- When “Hungry Heart” was used in the movie Risky Business, it was the first time a Bruce song hit the big screen.
- In an interview in The New Yorker in 2012, Springsteen made these probing observations: “’My parents’ struggles, it’s the subject of my life. It’s the thing that eats at me and always will. My life took a very different course, but my life is an anomaly. Those wounds stay with you, and you turn them into a language and a purpose.’” [Gesturing toward the band onstage, he said], “’We’re repairmen – repairmen with a toolbox. If I repair a little of myself, I’ll repair a little of you. That’s the job.’”
Also by Bruce Springsteen on SongMango.com:
- The Promised LandHow about a national anthem that’s easy to sing, one that makes you stand up without being told to?
- Thunder Road“Thunder Road” very well may be the greatest Rock-N-Roll song of the 1970s and one of the greatest Rock songs of all time.

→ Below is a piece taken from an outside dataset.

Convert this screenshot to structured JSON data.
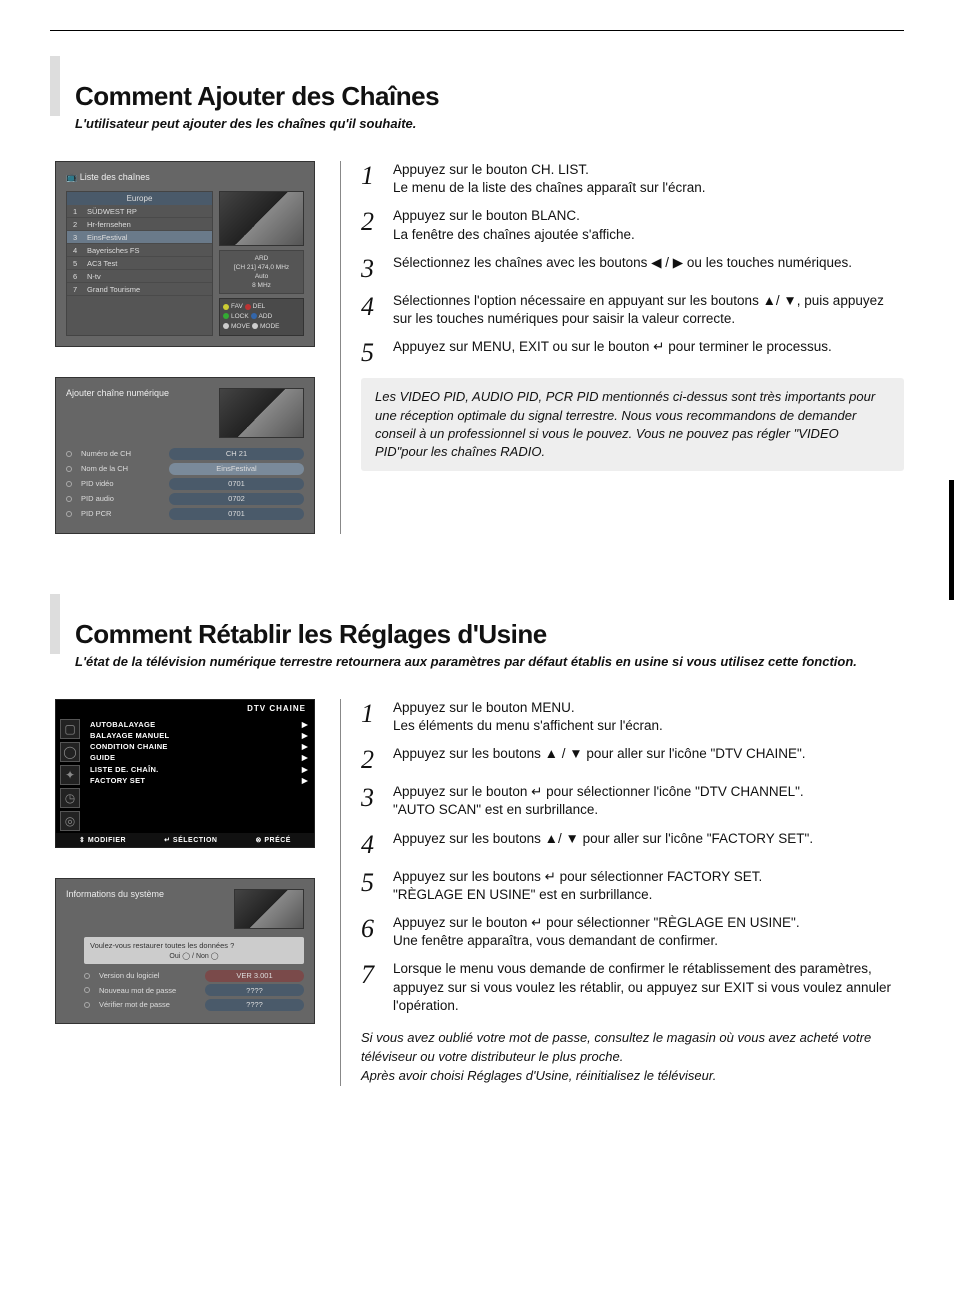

- I'm Going DownSpringsteen's ability to work within the great Rock tradition but still expand its boundaries is one of his greatest gifts.